March 9, 2015
I and You and We
About two years ago I wrote a series of reflections for Forward Day by Day. For those who didn't grow up in the Episcopal Church, these are booklets of reflections on the daily scripture can be found in the narthex of nearly every Episcopal Church in the country. They now have a readership of about 500,000.
I received a bit of mail in response to my reflections. I'm embarrassed to say I did not respond to a lot of it, though I appreciated the response. I remember in particular one email. The writer had noticed that I began many of my reflections with the word "I". Why, she wanted to know, did I do this?
I just completed another set of reflections for the 2016 Forward Day by Day publication, and so I've been thinking again about this two-year old email exchange. This time around as I wrote my reflections I was conscious of my tendency to begin sentences with “I,” yet I couldn't seem to avoid it and eventually gave up trying.

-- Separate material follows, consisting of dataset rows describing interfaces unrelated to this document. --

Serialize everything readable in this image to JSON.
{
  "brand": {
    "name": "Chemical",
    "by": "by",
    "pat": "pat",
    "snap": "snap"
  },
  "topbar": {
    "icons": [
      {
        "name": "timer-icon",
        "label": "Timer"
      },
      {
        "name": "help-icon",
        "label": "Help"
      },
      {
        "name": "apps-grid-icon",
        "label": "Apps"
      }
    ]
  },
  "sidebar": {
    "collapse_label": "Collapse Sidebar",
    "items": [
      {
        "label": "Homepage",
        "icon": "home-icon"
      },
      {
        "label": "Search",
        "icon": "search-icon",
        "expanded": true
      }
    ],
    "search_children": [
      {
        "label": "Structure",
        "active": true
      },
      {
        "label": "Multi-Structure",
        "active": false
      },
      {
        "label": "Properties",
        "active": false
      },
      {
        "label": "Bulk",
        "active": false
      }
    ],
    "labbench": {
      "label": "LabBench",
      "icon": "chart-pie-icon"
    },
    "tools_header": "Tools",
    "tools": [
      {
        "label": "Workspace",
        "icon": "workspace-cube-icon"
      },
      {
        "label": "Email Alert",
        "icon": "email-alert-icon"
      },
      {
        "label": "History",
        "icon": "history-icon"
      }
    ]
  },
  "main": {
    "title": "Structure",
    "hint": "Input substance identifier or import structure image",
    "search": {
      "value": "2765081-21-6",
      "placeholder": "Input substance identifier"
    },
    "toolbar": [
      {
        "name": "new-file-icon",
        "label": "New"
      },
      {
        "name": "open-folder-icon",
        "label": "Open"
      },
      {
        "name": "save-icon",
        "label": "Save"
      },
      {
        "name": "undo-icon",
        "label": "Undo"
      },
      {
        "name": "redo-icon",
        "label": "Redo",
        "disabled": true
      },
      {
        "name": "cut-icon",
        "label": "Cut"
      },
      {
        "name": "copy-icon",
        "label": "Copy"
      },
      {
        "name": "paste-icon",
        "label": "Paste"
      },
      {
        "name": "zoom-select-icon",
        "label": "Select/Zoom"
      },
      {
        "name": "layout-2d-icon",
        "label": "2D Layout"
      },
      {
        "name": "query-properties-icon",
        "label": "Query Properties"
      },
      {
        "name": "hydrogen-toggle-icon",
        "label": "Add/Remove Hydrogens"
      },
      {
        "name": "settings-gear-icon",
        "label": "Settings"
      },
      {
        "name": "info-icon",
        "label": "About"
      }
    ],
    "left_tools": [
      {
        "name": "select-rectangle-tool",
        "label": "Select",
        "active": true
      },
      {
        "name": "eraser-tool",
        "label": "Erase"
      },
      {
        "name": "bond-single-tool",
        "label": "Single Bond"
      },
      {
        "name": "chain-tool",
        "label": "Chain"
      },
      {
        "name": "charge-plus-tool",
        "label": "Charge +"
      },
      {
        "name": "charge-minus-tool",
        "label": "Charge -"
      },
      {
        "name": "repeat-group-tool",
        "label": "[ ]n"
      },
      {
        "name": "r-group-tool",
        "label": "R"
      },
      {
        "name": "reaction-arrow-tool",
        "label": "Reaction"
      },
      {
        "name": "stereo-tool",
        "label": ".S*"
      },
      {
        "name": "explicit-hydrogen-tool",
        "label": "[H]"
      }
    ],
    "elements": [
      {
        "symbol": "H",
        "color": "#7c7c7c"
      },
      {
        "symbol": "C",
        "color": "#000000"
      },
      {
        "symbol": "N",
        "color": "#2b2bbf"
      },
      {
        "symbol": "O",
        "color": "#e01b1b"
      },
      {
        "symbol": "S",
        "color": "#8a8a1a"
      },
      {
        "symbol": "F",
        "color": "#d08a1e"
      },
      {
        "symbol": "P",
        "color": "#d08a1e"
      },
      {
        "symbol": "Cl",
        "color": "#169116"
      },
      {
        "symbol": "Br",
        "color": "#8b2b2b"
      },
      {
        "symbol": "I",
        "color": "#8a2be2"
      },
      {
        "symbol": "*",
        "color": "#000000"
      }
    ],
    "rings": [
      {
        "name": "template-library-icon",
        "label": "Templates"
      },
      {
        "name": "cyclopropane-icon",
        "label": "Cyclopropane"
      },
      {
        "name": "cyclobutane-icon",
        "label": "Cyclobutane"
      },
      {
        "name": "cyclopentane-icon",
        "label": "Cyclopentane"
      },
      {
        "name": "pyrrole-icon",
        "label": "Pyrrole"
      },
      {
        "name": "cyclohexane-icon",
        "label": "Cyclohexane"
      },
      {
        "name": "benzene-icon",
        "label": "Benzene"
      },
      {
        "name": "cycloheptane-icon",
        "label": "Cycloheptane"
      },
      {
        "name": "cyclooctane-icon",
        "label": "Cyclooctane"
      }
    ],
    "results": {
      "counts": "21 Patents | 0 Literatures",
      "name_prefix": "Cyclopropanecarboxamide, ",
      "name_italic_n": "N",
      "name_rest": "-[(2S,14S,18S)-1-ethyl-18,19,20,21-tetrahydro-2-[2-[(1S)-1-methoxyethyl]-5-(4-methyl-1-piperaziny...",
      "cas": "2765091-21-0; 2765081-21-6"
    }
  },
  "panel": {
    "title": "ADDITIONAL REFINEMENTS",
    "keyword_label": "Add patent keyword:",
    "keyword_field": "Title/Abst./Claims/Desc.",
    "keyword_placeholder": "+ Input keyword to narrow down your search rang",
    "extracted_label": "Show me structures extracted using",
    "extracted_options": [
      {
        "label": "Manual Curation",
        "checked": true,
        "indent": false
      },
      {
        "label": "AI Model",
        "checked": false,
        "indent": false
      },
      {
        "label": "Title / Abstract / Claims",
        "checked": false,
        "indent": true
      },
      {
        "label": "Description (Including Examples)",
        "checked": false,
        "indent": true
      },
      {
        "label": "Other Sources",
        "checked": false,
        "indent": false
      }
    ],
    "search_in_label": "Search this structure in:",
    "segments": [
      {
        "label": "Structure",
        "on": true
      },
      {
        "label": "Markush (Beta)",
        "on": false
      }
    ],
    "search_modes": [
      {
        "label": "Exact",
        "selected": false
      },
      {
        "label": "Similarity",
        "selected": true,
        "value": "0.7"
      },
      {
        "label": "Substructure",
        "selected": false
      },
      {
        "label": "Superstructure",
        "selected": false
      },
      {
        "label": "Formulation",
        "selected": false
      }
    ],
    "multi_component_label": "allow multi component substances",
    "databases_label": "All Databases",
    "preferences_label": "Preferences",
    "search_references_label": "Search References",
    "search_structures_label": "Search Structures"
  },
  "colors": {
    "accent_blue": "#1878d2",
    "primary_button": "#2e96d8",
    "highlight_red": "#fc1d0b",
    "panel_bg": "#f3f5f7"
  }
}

And here's why: I like to tell stories, and most of the stories I have to tell are about myself. Especially in the context of short reflections about faith, I don't believe I can or should speak for others most of the time.
Perhaps this is a generational difference. I recently came across this article in The Atlantic about the growing use of "I" as opposed to "we." The use of personal pronouns has been growing in recent decades, but this isn't necessarily a sign of narcissism. Also, it turns out, people with more authority or higher status tend to use "we" but people of lower status tend to use "I" more often.
"No, 'we' isn't necessarily such a communal word after all,” the writer in The Atlantic says. “It often comes off as presumptive and exclusionary, and can be seen as one group speaking—out of turn—for others.”
"We" can be used to co-opt people who disagree, to erase difference and diversity. My faith, like every faith, is idiosyncratic. I have doubts and questions and beliefs that are particular to me and my experience. If I use "we" too often, I am in danger of excluding all those people who don't believe the same things I do, whose experience and faith and doubts differ from mine.
Truth, I think, lives in the specifics of life. It lives in stories. We all know this. That's why we read novels and tell each other about ourselves on dates. It's in our own experience where we discern meaning and find clues to the workings of God.
Of course, there has to be a place where my experience and yours connect. Otherwise there's no point in speaking to one another. So when I begin with "I", I am hoping to tell you a story about myself and maybe in that story, you can find yourself as well.
Don't miss a blog post! Subscribe via email or RSS, using the grey box on the upper right.